The common reasoning behind the open-concept office space is that it help facilitate communication between co-workers, enabling collaboration and creativity. But, sciences says that may not be so.
Researchers chose to examine how communication evolved at an unnamed Fortune 500 as the office was converted from cubicles to a shared space. The Harvard Business School research team found that face-to-face communication suffered as a result. Using a device developed to track conversations without recording them, the study saw a 72 percent drop in face-to-face interactions in the new open-concept office. IM and email use, however, increase drastically—67 and 75 percent respectively.
So what's happening here? Why do people have more in-person conversations when the office has walls? Well, the study suggests privacy has something to do with it. The feeling of always being watched means people sometimes become more concerned with looking busy then doing good work.
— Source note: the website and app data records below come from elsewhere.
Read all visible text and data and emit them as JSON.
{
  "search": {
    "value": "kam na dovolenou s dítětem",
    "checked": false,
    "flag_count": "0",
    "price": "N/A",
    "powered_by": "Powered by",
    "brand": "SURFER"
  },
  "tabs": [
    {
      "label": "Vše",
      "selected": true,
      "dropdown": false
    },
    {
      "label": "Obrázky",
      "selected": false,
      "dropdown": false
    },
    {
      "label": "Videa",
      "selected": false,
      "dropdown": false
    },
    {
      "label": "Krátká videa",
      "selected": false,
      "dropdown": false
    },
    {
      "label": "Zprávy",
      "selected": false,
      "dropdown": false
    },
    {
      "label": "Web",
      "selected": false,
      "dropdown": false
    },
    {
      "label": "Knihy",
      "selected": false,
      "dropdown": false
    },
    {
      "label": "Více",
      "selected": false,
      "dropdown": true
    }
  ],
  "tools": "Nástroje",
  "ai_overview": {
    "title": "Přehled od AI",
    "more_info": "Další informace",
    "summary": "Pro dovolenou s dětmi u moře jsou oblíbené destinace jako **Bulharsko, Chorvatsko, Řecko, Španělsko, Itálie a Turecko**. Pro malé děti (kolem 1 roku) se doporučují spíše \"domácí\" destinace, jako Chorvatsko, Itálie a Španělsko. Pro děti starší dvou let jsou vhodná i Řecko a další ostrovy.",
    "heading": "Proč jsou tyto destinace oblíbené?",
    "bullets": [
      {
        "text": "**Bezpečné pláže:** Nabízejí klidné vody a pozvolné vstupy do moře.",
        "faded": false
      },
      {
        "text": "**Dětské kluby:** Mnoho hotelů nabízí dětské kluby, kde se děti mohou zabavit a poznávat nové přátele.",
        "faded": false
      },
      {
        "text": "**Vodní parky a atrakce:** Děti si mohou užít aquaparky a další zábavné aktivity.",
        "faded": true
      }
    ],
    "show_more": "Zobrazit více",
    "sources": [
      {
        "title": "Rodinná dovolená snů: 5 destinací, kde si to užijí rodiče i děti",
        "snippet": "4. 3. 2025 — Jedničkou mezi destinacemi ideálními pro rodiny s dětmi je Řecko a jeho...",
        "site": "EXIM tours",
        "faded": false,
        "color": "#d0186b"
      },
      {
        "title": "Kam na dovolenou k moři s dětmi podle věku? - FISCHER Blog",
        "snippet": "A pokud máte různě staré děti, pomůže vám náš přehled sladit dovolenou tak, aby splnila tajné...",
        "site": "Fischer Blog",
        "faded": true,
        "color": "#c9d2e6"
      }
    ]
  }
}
As study author Ethan Bernstein told Quartz, people also like structure. Having defined spaces helps people "make sense of their environment by modularizing it, clarifying who is watching and who is not, who has information and who does not, who belongs and who does not, who controls what and who does not, to whom one answers and to whom one does not."
Technology has also increased the ability for people to work from home, offering a significantly more private and personal space to work from. But, moving all your employees out of the office might not be the best idea either.